Mid-Course Correction for District and School Leaders: Take the time, even if it is more than a year, to fully ramp up. If you’ve started down the path of designing the infrastructure for learning without having replaced the values driving your work, then use the design process itself to consider options based on different values and assumptions.
It’s All Five Elements. Not Four, Not Three. It’s All Five: When iNACOL and CCSSO held the Competency-Based Learning Summit in 2011, we agreed upon a five part working definition of competency education. In hindsight, I wish we had spent more time on clarifying the goal of competency-based education to be ensuring that all students are learning every step of the way.
No matter, the five elements are powerful in testing out ideas at the policy, district, school, and classroom levels. However, it’s important to remember that competency-based education is at minimum a school-wide structure, although we think you will see substantially more improvements when designed system-wide at the district level, as you will be able to respond to students who are ready to learn at much higher grade levels as well as develop strategies to re-engage students who left school for one reason or another before getting their diplomas.

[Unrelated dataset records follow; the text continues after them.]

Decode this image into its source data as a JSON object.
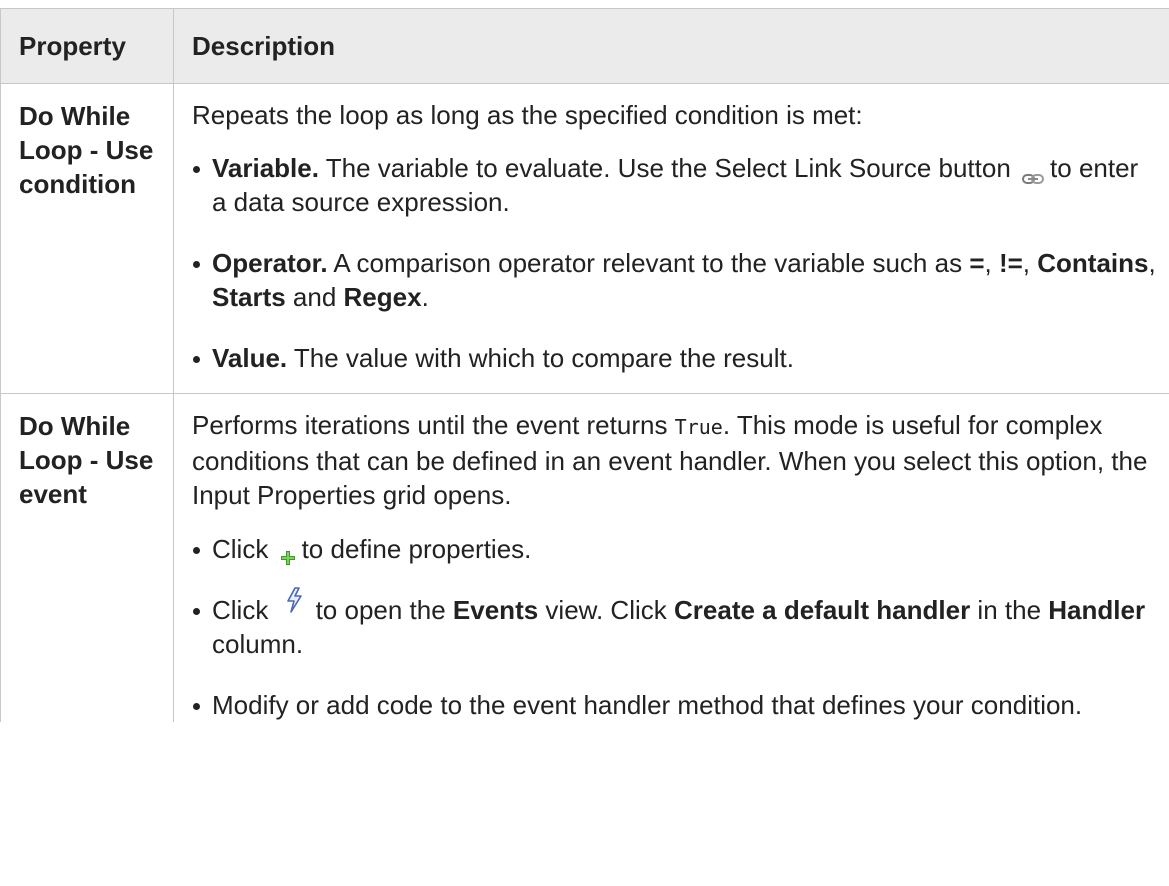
{
  "table": {
    "headers": {
      "property": "Property",
      "description": "Description"
    },
    "row1": {
      "property": "Do While Loop - Use condition",
      "intro": "Repeats the loop as long as the specified condition is met:",
      "variable": {
        "term": "Variable.",
        "text_before_icon": " The variable to evaluate. Use the Select Link Source button",
        "text_after_icon": "to enter a data source expression."
      },
      "operator": {
        "term": "Operator.",
        "text1": " A comparison operator relevant to the variable such as",
        "op_eq": "=",
        "sep1": ", ",
        "op_neq": "!=",
        "sep2": ", ",
        "op_contains": "Contains",
        "sep3": ", ",
        "op_starts": "Starts",
        "sep4": " and ",
        "op_regex": "Regex",
        "end": "."
      },
      "value": {
        "term": "Value.",
        "text": " The value with which to compare the result."
      }
    },
    "row2": {
      "property": "Do While Loop - Use event",
      "intro_before_code": "Performs iterations until the event returns ",
      "code": "True",
      "intro_after_code": ". This mode is useful for complex conditions that can be defined in an event handler. When you select this option, the Input Properties grid opens.",
      "step1": {
        "click": "Click",
        "text": "to define properties."
      },
      "step2": {
        "click": "Click",
        "text1": "to open the ",
        "events": "Events",
        "text2": " view. Click ",
        "create": "Create a default handler",
        "text3": " in the ",
        "handler": "Handler",
        "text4": " column."
      },
      "step3": {
        "text": "Modify or add code to the event handler method that defines your condition."
      }
    }
  },
  "icons": {
    "select_link_source": "link-icon",
    "add_property": "plus-icon",
    "events": "lightning-icon"
  },
  "colors": {
    "header_bg": "#ebebeb",
    "border": "#c8c8c8",
    "text": "#222222",
    "plus_green": "#3f9a2c",
    "lightning_blue": "#4a68b4"
  }
}
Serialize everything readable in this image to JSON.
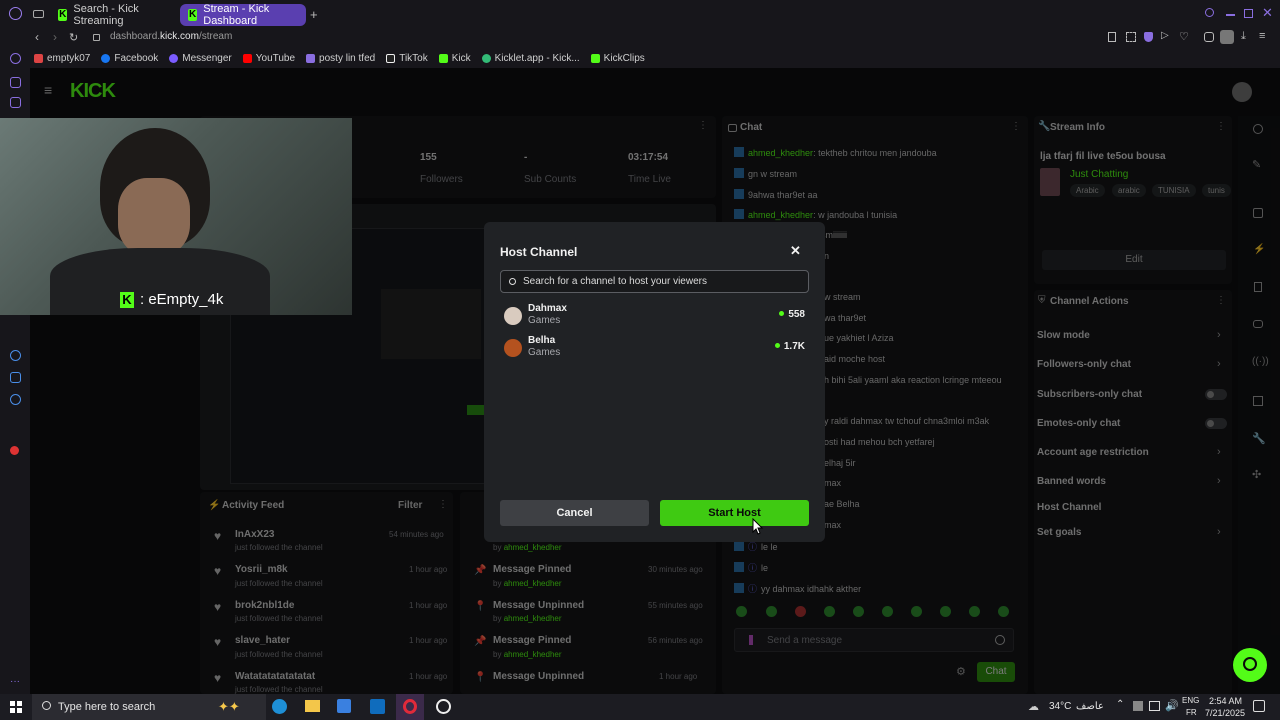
{
  "browser": {
    "tabs": [
      {
        "label": "Search - Kick Streaming",
        "active": false
      },
      {
        "label": "Stream - Kick Dashboard",
        "active": true
      }
    ],
    "url_host": "dashboard.",
    "url_domain": "kick.com",
    "url_path": "/stream",
    "bookmarks": [
      "emptyk07",
      "Facebook",
      "Messenger",
      "YouTube",
      "posty lin tfed",
      "TikTok",
      "Kick",
      "Kicklet.app - Kick...",
      "KickClips"
    ]
  },
  "dashboard": {
    "logo": "KICK",
    "stats": [
      {
        "value": "155",
        "label": "Followers"
      },
      {
        "value": "-",
        "label": "Sub Counts"
      },
      {
        "value": "03:17:54",
        "label": "Time Live"
      }
    ],
    "webcam_overlay": ": eEmpty_4k",
    "chat": {
      "title": "Chat",
      "lines": [
        {
          "user": "ahmed_khedher",
          "text": "tektheb chritou men jandouba"
        },
        {
          "user": "",
          "text": "gn w stream"
        },
        {
          "user": "",
          "text": "9ahwa thar9et aa"
        },
        {
          "user": "ahmed_khedher",
          "text": "w jandouba l tunisia"
        },
        {
          "user": "",
          "text": "rsmiiiiiii"
        },
        {
          "user": "",
          "text": "n"
        },
        {
          "user": "",
          "text": "w stream"
        },
        {
          "user": "",
          "text": "wa thar9et"
        },
        {
          "user": "",
          "text": "ue yakhiet l Aziza"
        },
        {
          "user": "",
          "text": "aid moche host"
        },
        {
          "user": "",
          "text": "h bihi 5ali yaaml aka reaction lcringe mteeou"
        },
        {
          "user": "",
          "text": "y raldi dahmax tw tchouf chna3mloi m3ak"
        },
        {
          "user": "",
          "text": "osti had mehou bch yetfarej"
        },
        {
          "user": "",
          "text": "elhaj 5ir"
        },
        {
          "user": "",
          "text": "max"
        },
        {
          "user": "",
          "text": "ae Belha"
        },
        {
          "user": "",
          "text": "max"
        },
        {
          "user": "",
          "text": "le le"
        },
        {
          "user": "",
          "text": "le"
        },
        {
          "user": "",
          "text": "yy dahmax idhahk akther"
        }
      ],
      "input_placeholder": "Send a message",
      "send_label": "Chat"
    },
    "stream_info": {
      "title": "Stream Info",
      "stream_title": "lja tfarj fil live te5ou bousa",
      "category": "Just Chatting",
      "tags": [
        "Arabic",
        "arabic",
        "TUNISIA",
        "tunis"
      ],
      "edit_label": "Edit"
    },
    "channel_actions": {
      "title": "Channel Actions",
      "items": [
        {
          "label": "Slow mode",
          "kind": "chevron"
        },
        {
          "label": "Followers-only chat",
          "kind": "chevron"
        },
        {
          "label": "Subscribers-only chat",
          "kind": "toggle"
        },
        {
          "label": "Emotes-only chat",
          "kind": "toggle"
        },
        {
          "label": "Account age restriction",
          "kind": "chevron"
        },
        {
          "label": "Banned words",
          "kind": "chevron"
        },
        {
          "label": "Host Channel",
          "kind": "none"
        },
        {
          "label": "Set goals",
          "kind": "chevron"
        }
      ]
    },
    "activity_feed": {
      "title": "Activity Feed",
      "filter_label": "Filter",
      "items": [
        {
          "name": "InAxX23",
          "sub": "just followed the channel",
          "time": "54 minutes ago"
        },
        {
          "name": "Yosrii_m8k",
          "sub": "just followed the channel",
          "time": "1 hour ago"
        },
        {
          "name": "brok2nbl1de",
          "sub": "just followed the channel",
          "time": "1 hour ago"
        },
        {
          "name": "slave_hater",
          "sub": "just followed the channel",
          "time": "1 hour ago"
        },
        {
          "name": "Watatatatatatatat",
          "sub": "just followed the channel",
          "time": "1 hour ago"
        }
      ]
    },
    "mod_log": {
      "items": [
        {
          "name": "",
          "sub_prefix": "by",
          "user": "ahmed_khedher",
          "time": ""
        },
        {
          "name": "Message Pinned",
          "sub_prefix": "by",
          "user": "ahmed_khedher",
          "time": "30 minutes ago"
        },
        {
          "name": "Message Unpinned",
          "sub_prefix": "by",
          "user": "ahmed_khedher",
          "time": "55 minutes ago"
        },
        {
          "name": "Message Pinned",
          "sub_prefix": "by",
          "user": "ahmed_khedher",
          "time": "56 minutes ago"
        },
        {
          "name": "Message Unpinned",
          "sub_prefix": "",
          "user": "",
          "time": "1 hour ago"
        }
      ]
    }
  },
  "modal": {
    "title": "Host Channel",
    "search_placeholder": "Search for a channel to host your viewers",
    "channels": [
      {
        "name": "Dahmax",
        "category": "Games",
        "viewers": "558"
      },
      {
        "name": "Belha",
        "category": "Games",
        "viewers": "1.7K"
      }
    ],
    "cancel_label": "Cancel",
    "start_label": "Start Host"
  },
  "taskbar": {
    "search_placeholder": "Type here to search",
    "weather": "34°C",
    "weather_desc": "عاصف",
    "lang_top": "ENG",
    "lang_bottom": "FR",
    "time": "2:54 AM",
    "date": "7/21/2025"
  },
  "colors": {
    "accent": "#53fc18",
    "modal_bg": "#202225",
    "page_bg": "#0d0e10"
  }
}
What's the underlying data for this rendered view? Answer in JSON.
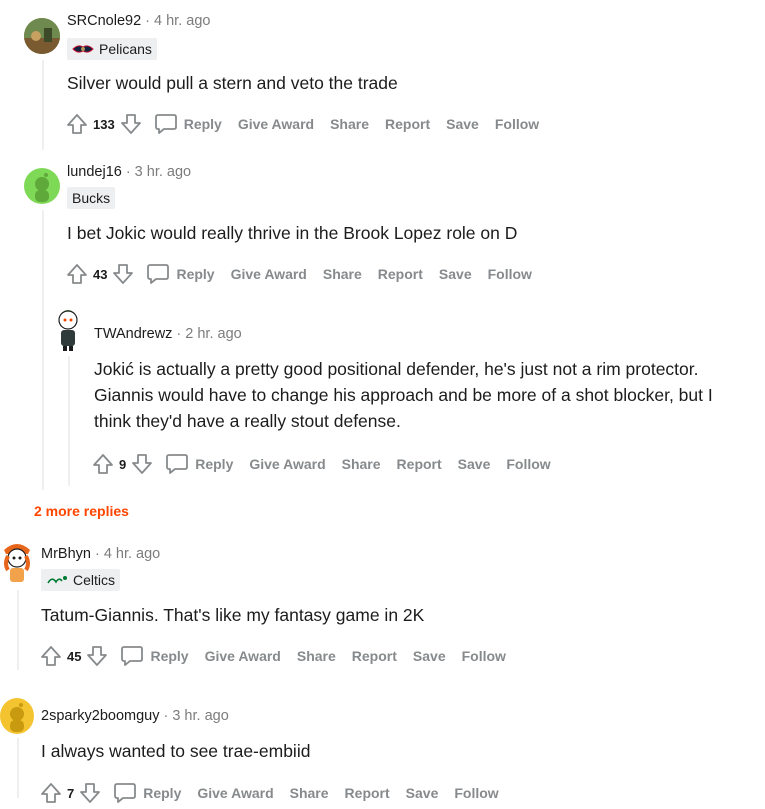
{
  "comments": [
    {
      "username": "SRCnole92",
      "time": "4 hr. ago",
      "flair": "Pelicans",
      "body": "Silver would pull a stern and veto the trade",
      "score": "133"
    },
    {
      "username": "lundej16",
      "time": "3 hr. ago",
      "flair": "Bucks",
      "body": "I bet Jokic would really thrive in the Brook Lopez role on D",
      "score": "43"
    },
    {
      "username": "TWAndrewz",
      "time": "2 hr. ago",
      "body": "Jokić is actually a pretty good positional defender, he's just not a rim protector. Giannis would have to change his approach and be more of a shot blocker, but I think they'd have a really stout defense.",
      "score": "9"
    },
    {
      "username": "MrBhyn",
      "time": "4 hr. ago",
      "flair": "Celtics",
      "body": "Tatum-Giannis. That's like my fantasy game in 2K",
      "score": "45"
    },
    {
      "username": "2sparky2boomguy",
      "time": "3 hr. ago",
      "body": "I always wanted to see trae-embiid",
      "score": "7"
    }
  ],
  "actions": {
    "reply": "Reply",
    "give_award": "Give Award",
    "share": "Share",
    "report": "Report",
    "save": "Save",
    "follow": "Follow"
  },
  "more_replies": "2 more replies",
  "separator": "·",
  "colors": {
    "accent": "#ff4500",
    "muted": "#878a8c",
    "avatar_green": "#7ed957",
    "avatar_yellow": "#f4c430"
  }
}
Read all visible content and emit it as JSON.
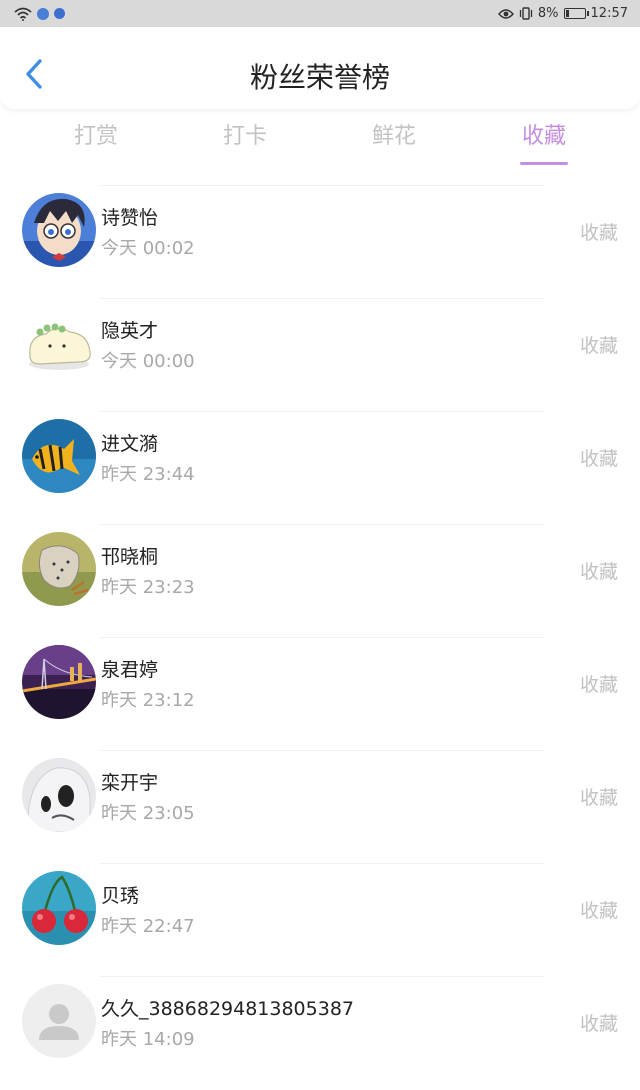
{
  "status_bar": {
    "time": "12:57",
    "battery_percent": "8%",
    "icons": [
      "wifi-icon",
      "app-notification-icon",
      "app-notification-icon",
      "eye-icon",
      "vibrate-icon",
      "battery-icon"
    ]
  },
  "header": {
    "title": "粉丝荣誉榜",
    "back_icon": "chevron-left-icon",
    "accent_color": "#3d8fe6"
  },
  "tabs": [
    {
      "label": "打赏",
      "active": false
    },
    {
      "label": "打卡",
      "active": false
    },
    {
      "label": "鲜花",
      "active": false
    },
    {
      "label": "收藏",
      "active": true
    }
  ],
  "active_tab_color": "#c58ee0",
  "fans": [
    {
      "name": "诗赞怡",
      "time": "今天 00:02",
      "action": "收藏",
      "avatar": "anime-boy-avatar"
    },
    {
      "name": "隐英才",
      "time": "今天 00:00",
      "action": "收藏",
      "avatar": "cartoon-creature-avatar"
    },
    {
      "name": "进文漪",
      "time": "昨天 23:44",
      "action": "收藏",
      "avatar": "fish-avatar"
    },
    {
      "name": "邗晓桐",
      "time": "昨天 23:23",
      "action": "收藏",
      "avatar": "butterfly-avatar"
    },
    {
      "name": "泉君婷",
      "time": "昨天 23:12",
      "action": "收藏",
      "avatar": "city-bridge-avatar"
    },
    {
      "name": "栾开宇",
      "time": "昨天 23:05",
      "action": "收藏",
      "avatar": "panda-hood-avatar"
    },
    {
      "name": "贝琇",
      "time": "昨天 22:47",
      "action": "收藏",
      "avatar": "cherries-avatar"
    },
    {
      "name": "久久_38868294813805387",
      "time": "昨天 14:09",
      "action": "收藏",
      "avatar": "default-user-avatar"
    }
  ]
}
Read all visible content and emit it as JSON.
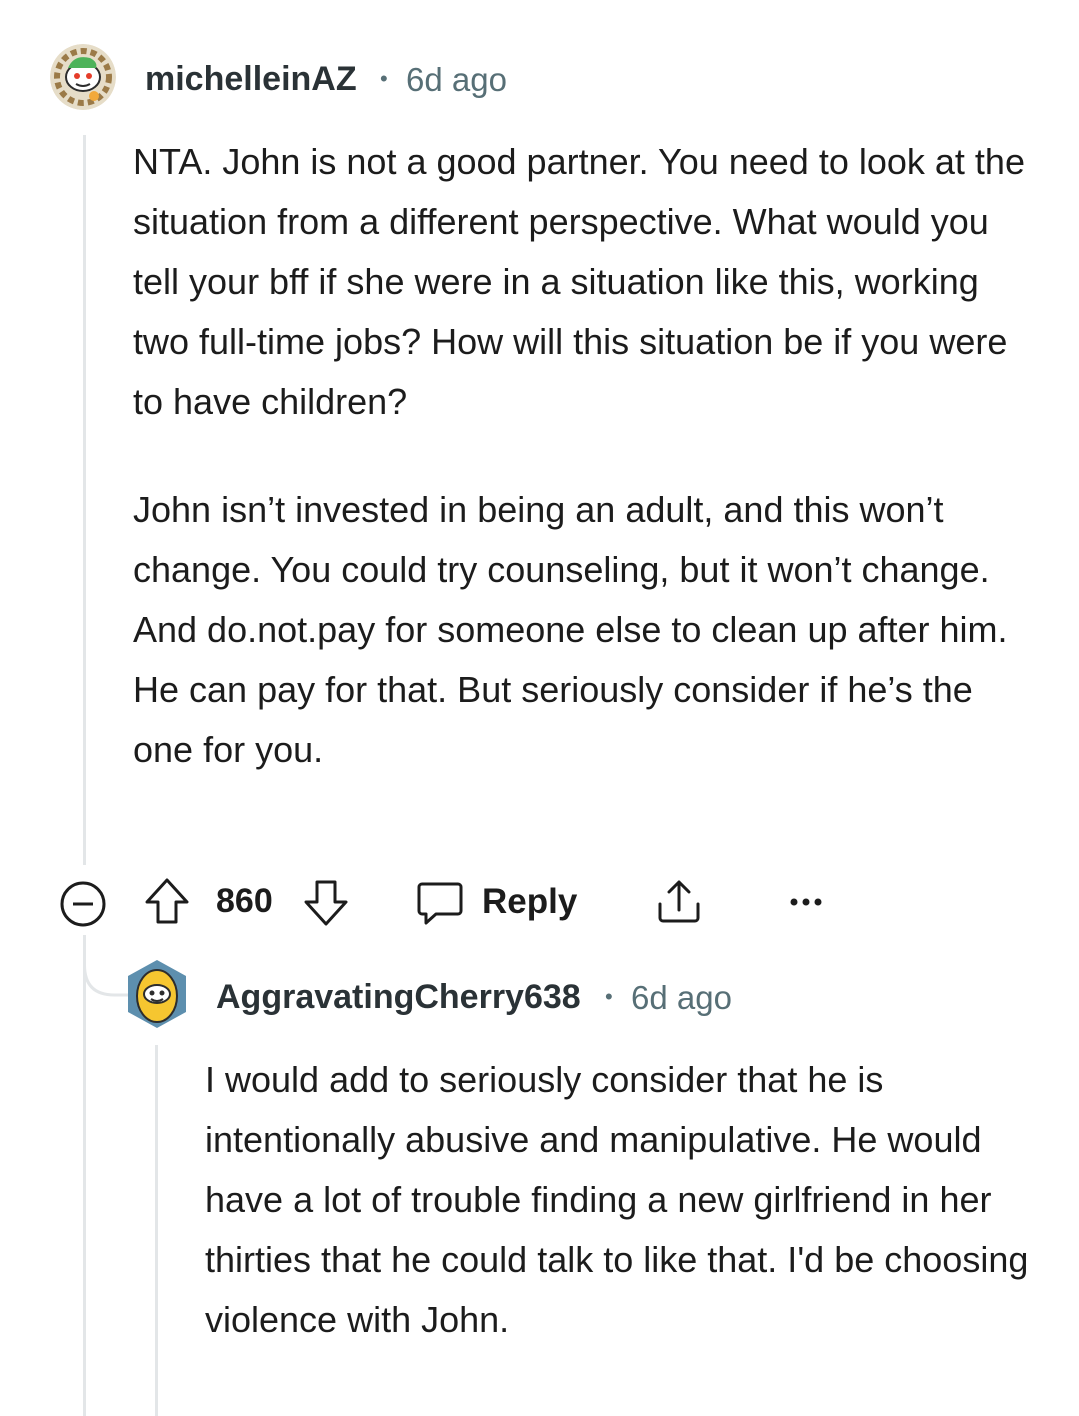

However, in visiting districts across the country, I’m realizing that districts and schools are putting some elements in place but not pushing themselves to put all the elements into place. They simply are not getting all the benefits of competency education.
Mid-Course Correction: Take the time to reflect on the changes you have made to date using the working definition as your rubric. To what degree have you implemented the ideas and where have you not? Take the time to identify why you aren’t making the changes – it’s likely an adult issue rather than what we know is best for kids.